But while GM-CSF protected against sepsis in the earlier study, IL-3 generated by the same cell population increased production of inflammatory cytokines that aggravate sepsis in the current investigation—an observation that reflects the delicate balance of immune reactions required to defend against infection without inflicting the damage that leads to sepsis.

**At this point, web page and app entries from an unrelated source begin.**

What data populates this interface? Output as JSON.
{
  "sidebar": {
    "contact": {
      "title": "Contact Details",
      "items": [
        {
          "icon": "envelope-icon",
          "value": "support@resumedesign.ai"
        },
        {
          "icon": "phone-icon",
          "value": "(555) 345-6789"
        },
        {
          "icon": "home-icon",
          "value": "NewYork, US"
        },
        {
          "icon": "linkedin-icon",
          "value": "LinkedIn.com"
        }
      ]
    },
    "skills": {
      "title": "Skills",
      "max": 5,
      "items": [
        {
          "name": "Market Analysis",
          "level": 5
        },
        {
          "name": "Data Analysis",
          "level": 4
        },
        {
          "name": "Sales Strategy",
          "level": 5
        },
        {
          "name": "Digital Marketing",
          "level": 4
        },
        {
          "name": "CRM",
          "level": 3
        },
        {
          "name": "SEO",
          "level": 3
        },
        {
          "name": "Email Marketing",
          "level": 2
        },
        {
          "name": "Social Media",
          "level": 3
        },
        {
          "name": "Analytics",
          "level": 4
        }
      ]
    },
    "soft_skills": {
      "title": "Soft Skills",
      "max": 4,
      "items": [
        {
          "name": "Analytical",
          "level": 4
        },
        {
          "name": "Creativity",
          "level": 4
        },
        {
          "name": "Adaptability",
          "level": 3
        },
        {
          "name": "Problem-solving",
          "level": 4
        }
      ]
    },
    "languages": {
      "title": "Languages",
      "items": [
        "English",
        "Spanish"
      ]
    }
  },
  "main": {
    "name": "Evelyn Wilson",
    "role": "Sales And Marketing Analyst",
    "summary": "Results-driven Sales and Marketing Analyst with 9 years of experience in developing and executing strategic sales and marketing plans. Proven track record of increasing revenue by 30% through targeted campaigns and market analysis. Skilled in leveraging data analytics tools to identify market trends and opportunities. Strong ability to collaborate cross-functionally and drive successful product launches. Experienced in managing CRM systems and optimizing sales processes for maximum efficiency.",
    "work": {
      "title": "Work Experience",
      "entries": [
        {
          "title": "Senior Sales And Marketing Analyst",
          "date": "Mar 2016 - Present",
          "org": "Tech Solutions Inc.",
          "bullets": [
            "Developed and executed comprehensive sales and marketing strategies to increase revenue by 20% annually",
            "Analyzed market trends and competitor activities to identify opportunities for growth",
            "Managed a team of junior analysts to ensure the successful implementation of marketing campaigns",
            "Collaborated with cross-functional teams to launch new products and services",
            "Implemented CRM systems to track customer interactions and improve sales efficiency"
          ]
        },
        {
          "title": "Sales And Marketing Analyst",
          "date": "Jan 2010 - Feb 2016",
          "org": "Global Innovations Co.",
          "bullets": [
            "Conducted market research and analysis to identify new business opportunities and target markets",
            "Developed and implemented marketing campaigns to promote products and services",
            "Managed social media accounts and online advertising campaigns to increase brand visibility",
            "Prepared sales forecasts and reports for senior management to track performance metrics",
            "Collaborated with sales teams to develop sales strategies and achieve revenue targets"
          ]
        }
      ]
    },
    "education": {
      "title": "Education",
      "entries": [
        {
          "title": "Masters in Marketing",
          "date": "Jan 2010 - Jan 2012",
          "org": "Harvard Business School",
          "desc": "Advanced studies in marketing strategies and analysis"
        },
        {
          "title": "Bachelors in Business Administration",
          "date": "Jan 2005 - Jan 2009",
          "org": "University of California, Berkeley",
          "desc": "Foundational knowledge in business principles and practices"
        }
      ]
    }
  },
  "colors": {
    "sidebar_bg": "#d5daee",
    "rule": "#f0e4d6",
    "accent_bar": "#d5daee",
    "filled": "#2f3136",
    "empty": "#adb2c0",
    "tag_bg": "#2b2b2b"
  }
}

To confirm that results observed in their mouse model reflect what could happen in human patients, the researchers analyzed blood samples from 60 sepsis patients involved in a previous study and found that IL-3 levels during the first 24 hours after the onset of sepsis were higher in patients who eventually died. The investigators prospectively measured levels of IL-3 and monocytes in another group of 37 patients being treated for sepsis, finding that the onset of sepsis was accompanied by a rapid increase in cytokine levels and that patients with the highest IL-3 levels were most likely to die.

“Questions have been raised about how well mouse models of sepsis mirror the human disease, but our study shows that the role of IL-3 we discovered in mice is also important in human patients,” Swirski said. “Since even seemingly healthy people have some level of IL-3 in their blood, it will be important to investigate whether those with higher levels are at greater risk of sepsis and other complications of infection and whether targeting IL-3 and the pathways it controls could be a treatment for sepsis.

“Overall we need a better understanding of what IL-3 does in sepsis and in other infectious and noninfectious diseases,” Swirski said. “We currently are investigating whether IL-3 is involved in what is called the suppressive phase of sepsis, which can follow the initial inflammatory phase and put patients at risk of developing secondary infections.”

Support for the study includes National Institutes of Health grants HL095612 and AI104695 and grants from the German Research Foundation, Société Française d’Anesthésie-Réanimation, Institut Servier, Fondation Groupe Pasteur Mutualité, and the Fulbright Program.

Adapted from a Mass General news release.